(Data excerpts)
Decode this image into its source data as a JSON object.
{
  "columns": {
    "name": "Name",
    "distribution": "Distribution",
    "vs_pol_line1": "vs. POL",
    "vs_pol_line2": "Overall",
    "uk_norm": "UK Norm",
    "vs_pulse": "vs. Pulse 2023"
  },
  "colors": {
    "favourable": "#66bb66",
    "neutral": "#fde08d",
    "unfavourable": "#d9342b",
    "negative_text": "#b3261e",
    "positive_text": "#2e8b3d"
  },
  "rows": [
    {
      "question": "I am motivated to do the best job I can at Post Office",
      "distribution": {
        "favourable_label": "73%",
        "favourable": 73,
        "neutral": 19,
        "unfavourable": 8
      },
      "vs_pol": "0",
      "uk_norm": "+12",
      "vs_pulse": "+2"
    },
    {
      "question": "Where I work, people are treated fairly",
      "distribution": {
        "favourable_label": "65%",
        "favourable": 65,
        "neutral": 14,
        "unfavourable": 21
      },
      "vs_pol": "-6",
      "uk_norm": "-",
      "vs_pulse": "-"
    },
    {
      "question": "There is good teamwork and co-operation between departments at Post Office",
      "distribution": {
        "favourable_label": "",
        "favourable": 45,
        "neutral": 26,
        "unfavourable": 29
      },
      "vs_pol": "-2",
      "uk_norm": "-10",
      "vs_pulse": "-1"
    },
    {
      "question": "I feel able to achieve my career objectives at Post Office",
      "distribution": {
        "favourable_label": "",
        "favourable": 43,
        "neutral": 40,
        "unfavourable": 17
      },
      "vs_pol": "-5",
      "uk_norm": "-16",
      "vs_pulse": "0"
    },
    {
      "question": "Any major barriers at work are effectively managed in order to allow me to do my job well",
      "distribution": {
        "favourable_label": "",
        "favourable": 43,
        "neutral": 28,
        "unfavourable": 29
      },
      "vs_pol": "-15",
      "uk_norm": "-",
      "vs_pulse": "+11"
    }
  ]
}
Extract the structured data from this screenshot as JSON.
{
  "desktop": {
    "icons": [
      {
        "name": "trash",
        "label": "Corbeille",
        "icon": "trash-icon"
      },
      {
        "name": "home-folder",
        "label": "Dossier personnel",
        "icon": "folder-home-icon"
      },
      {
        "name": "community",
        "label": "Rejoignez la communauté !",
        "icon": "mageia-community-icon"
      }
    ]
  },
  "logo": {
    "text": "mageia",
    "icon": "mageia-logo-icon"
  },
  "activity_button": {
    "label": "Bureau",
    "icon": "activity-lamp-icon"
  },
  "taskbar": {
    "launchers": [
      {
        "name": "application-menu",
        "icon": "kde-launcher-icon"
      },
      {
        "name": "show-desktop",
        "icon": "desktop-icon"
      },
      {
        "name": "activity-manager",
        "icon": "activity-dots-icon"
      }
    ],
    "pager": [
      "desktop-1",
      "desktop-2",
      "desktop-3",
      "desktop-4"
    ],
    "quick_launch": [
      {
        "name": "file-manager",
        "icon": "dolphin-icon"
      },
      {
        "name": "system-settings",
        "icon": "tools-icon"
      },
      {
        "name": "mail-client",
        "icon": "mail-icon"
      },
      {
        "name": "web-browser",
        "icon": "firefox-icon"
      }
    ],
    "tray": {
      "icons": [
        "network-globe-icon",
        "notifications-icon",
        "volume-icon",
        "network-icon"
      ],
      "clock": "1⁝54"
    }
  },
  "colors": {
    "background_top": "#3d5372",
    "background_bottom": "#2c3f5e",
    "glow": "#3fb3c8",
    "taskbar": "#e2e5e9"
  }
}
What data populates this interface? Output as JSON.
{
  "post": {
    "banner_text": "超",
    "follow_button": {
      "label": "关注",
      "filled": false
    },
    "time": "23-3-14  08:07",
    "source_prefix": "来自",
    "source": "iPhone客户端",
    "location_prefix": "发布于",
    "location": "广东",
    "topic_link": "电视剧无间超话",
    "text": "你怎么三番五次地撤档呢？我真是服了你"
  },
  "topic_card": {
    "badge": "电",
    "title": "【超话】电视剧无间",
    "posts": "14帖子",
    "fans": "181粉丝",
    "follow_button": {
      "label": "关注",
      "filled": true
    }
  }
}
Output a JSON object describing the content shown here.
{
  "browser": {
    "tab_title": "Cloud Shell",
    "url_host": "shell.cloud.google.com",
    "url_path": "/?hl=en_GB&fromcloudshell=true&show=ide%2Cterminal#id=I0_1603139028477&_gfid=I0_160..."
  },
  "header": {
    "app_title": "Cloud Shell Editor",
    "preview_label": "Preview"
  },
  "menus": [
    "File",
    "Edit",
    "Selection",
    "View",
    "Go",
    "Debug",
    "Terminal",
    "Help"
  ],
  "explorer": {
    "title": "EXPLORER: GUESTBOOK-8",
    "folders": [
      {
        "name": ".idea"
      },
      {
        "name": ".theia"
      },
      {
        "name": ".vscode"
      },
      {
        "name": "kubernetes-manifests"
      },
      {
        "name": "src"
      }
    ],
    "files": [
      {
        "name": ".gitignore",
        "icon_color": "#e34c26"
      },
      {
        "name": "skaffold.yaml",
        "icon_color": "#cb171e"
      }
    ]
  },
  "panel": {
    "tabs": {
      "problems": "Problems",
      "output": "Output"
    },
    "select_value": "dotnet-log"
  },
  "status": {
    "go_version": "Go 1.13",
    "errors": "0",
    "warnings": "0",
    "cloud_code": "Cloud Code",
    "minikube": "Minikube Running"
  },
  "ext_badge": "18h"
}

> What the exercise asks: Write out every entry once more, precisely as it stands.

> Final answer:
Decode this image into its source data as a JSON object.
{
  "columns": {
    "name": "Name",
    "distribution": "Distribution",
    "vs_pol_line1": "vs. POL",
    "vs_pol_line2": "Overall",
    "uk_norm": "UK Norm",
    "vs_pulse": "vs. Pulse 2023"
  },
  "colors": {
    "favourable": "#66bb66",
    "neutral": "#fde08d",
    "unfavourable": "#d9342b",
    "negative_text": "#b3261e",
    "positive_text": "#2e8b3d"
  },
  "rows": [
    {
      "question": "I am motivated to do the best job I can at Post Office",
      "distribution": {
        "favourable_label": "73%",
        "favourable": 73,
        "neutral": 19,
        "unfavourable": 8
      },
      "vs_pol": "0",
      "uk_norm": "+12",
      "vs_pulse": "+2"
    },
    {
      "question": "Where I work, people are treated fairly",
      "distribution": {
        "favourable_label": "65%",
        "favourable": 65,
        "neutral": 14,
        "unfavourable": 21
      },
      "vs_pol": "-6",
      "uk_norm": "-",
      "vs_pulse": "-"
    },
    {
      "question": "There is good teamwork and co-operation between departments at Post Office",
      "distribution": {
        "favourable_label": "",
        "favourable": 45,
        "neutral": 26,
        "unfavourable": 29
      },
      "vs_pol": "-2",
      "uk_norm": "-10",
      "vs_pulse": "-1"
    },
    {
      "question": "I feel able to achieve my career objectives at Post Office",
      "distribution": {
        "favourable_label": "",
        "favourable": 43,
        "neutral": 40,
        "unfavourable": 17
      },
      "vs_pol": "-5",
      "uk_norm": "-16",
      "vs_pulse": "0"
    },
    {
      "question": "Any major barriers at work are effectively managed in order to allow me to do my job well",
      "distribution": {
        "favourable_label": "",
        "favourable": 43,
        "neutral": 28,
        "unfavourable": 29
      },
      "vs_pol": "-15",
      "uk_norm": "-",
      "vs_pulse": "+11"
    }
  ]
}
Extract the structured data from this screenshot as JSON.
{
  "desktop": {
    "icons": [
      {
        "name": "trash",
        "label": "Corbeille",
        "icon": "trash-icon"
      },
      {
        "name": "home-folder",
        "label": "Dossier personnel",
        "icon": "folder-home-icon"
      },
      {
        "name": "community",
        "label": "Rejoignez la communauté !",
        "icon": "mageia-community-icon"
      }
    ]
  },
  "logo": {
    "text": "mageia",
    "icon": "mageia-logo-icon"
  },
  "activity_button": {
    "label": "Bureau",
    "icon": "activity-lamp-icon"
  },
  "taskbar": {
    "launchers": [
      {
        "name": "application-menu",
        "icon": "kde-launcher-icon"
      },
      {
        "name": "show-desktop",
        "icon": "desktop-icon"
      },
      {
        "name": "activity-manager",
        "icon": "activity-dots-icon"
      }
    ],
    "pager": [
      "desktop-1",
      "desktop-2",
      "desktop-3",
      "desktop-4"
    ],
    "quick_launch": [
      {
        "name": "file-manager",
        "icon": "dolphin-icon"
      },
      {
        "name": "system-settings",
        "icon": "tools-icon"
      },
      {
        "name": "mail-client",
        "icon": "mail-icon"
      },
      {
        "name": "web-browser",
        "icon": "firefox-icon"
      }
    ],
    "tray": {
      "icons": [
        "network-globe-icon",
        "notifications-icon",
        "volume-icon",
        "network-icon"
      ],
      "clock": "1⁝54"
    }
  },
  "colors": {
    "background_top": "#3d5372",
    "background_bottom": "#2c3f5e",
    "glow": "#3fb3c8",
    "taskbar": "#e2e5e9"
  }
}
What data populates this interface? Output as JSON.
{
  "post": {
    "banner_text": "超",
    "follow_button": {
      "label": "关注",
      "filled": false
    },
    "time": "23-3-14  08:07",
    "source_prefix": "来自",
    "source": "iPhone客户端",
    "location_prefix": "发布于",
    "location": "广东",
    "topic_link": "电视剧无间超话",
    "text": "你怎么三番五次地撤档呢？我真是服了你"
  },
  "topic_card": {
    "badge": "电",
    "title": "【超话】电视剧无间",
    "posts": "14帖子",
    "fans": "181粉丝",
    "follow_button": {
      "label": "关注",
      "filled": true
    }
  }
}
Output a JSON object describing the content shown here.
{
  "browser": {
    "tab_title": "Cloud Shell",
    "url_host": "shell.cloud.google.com",
    "url_path": "/?hl=en_GB&fromcloudshell=true&show=ide%2Cterminal#id=I0_1603139028477&_gfid=I0_160..."
  },
  "header": {
    "app_title": "Cloud Shell Editor",
    "preview_label": "Preview"
  },
  "menus": [
    "File",
    "Edit",
    "Selection",
    "View",
    "Go",
    "Debug",
    "Terminal",
    "Help"
  ],
  "explorer": {
    "title": "EXPLORER: GUESTBOOK-8",
    "folders": [
      {
        "name": ".idea"
      },
      {
        "name": ".theia"
      },
      {
        "name": ".vscode"
      },
      {
        "name": "kubernetes-manifests"
      },
      {
        "name": "src"
      }
    ],
    "files": [
      {
        "name": ".gitignore",
        "icon_color": "#e34c26"
      },
      {
        "name": "skaffold.yaml",
        "icon_color": "#cb171e"
      }
    ]
  },
  "panel": {
    "tabs": {
      "problems": "Problems",
      "output": "Output"
    },
    "select_value": "dotnet-log"
  },
  "status": {
    "go_version": "Go 1.13",
    "errors": "0",
    "warnings": "0",
    "cloud_code": "Cloud Code",
    "minikube": "Minikube Running"
  },
  "ext_badge": "18h"
}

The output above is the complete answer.